A recent study has revealed 1 in 3 children in South Africa could have suffered sexual abuse by the time they reach the age of 17. Commissioned by UBS Optimus Foundation, the ‘Optimus Study: Sexual Victimisation of Children in South Africa’ revealed 351,214 children had been subjected to sexual abuse in 2015 – each one a young person with a fear of the world they can’t explain in their juvenile years.

It sounds like a big and scary task, but studies show that early intervention can have a pivotal effect on the child’s mental and physical health in their adult life, making it not only rewarding, but crucial work towards a helping a child overcome the suffering or neglect they’ve experienced.

The absence of early intervention leaves invisible scars which, as the years pass, become increasingly difficult to heal.

But what is early intervention? For very young children in impoverished communities, it is rescuing them from the sinister world of abandonment, abuse and illness, and creating a safe and therapeutic space where a vulnerable child can feel safe and protected. By the time they are 3 years old, a child’s brain is approximately 80% developed, identifying the first intervention steps at any age as crucial to each individual child’s development, and the success of their child therapy. It is a race against time. Research has shown high stress and fear levels in infants subjected to early trauma induce a spike in cortisol levels at infancy, linked to anxiety and irrational behaviour. The absence of early intervention leaves invisible scars which, as the years pass, become increasingly difficult to heal.

Case Study: Bobbi Bear

A human rights organisation based in South Africa, Bobbi Bear, provides a Rescue Centre in Amanzimtoti, where Child Safety Officers are trained to identify child abuse cases in their communities. Abused children in South Africa are often infected with HIV as a result of their abuse, and can experience further trauma and neglect at the hands of the criminal justice system. By giving local people knowledge and structured support, Bobbi Bear enables Officers  to intervene, represent the child in court, and rescue them from further trauma. With their hard work and dedication over the past year alone, Bobbi Bear has increased the numbers of children rescued by 300%, and early intervention has enabled them to reach out to 2000 survivors of abuse cases through HIV clinics.
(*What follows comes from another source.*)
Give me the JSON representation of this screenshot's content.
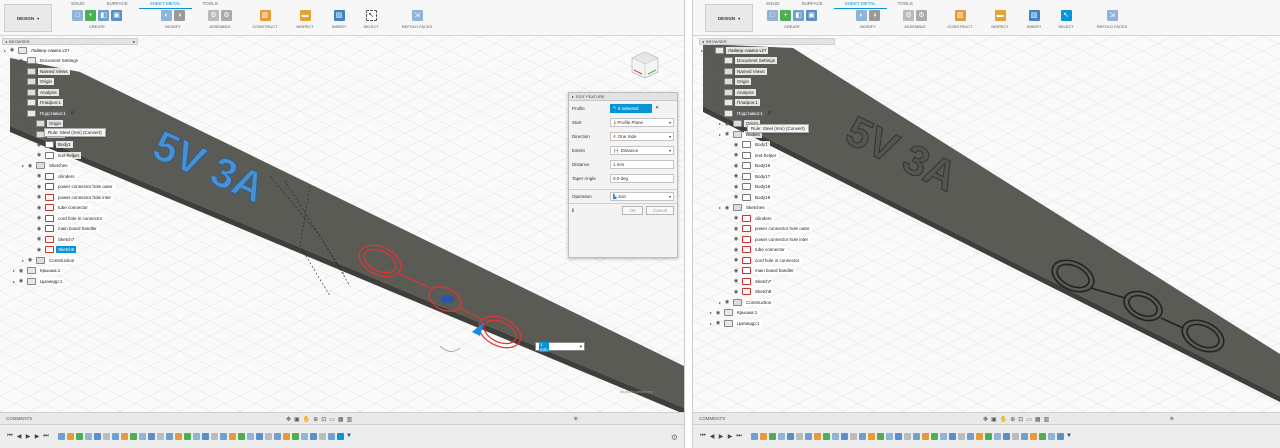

In a safe and loving atmosphere, a young child can be coaxed to follow their instinct to engage emotionally and socially with others. Gentle, open arms can be the invitation a child deeply affected by poverty or abuse needs to find his or her place in the world, and realise they are not alone in their harsh and unjustifiable circumstances. Building a bedrock of trust can establish the foundations needed to provide the child with the skills to communicate and express their own feelings in therapy.

The early bird catches the worm – and early intervention gives every child a better chance, the chance to develop the social and emotional foundations to overcome the damage of extreme neglect, and break the vicious cycle to begin the journey to  find hope, love and stability in unfavourable circumstances.

Interested in Child Psychology and Development? Check out our project at Operation Bobbi Bear.

Our guest blogger is Ally MacLeod. A freelance writer and storyteller, who enjoys writing to inspire positive change. Drop her a line here.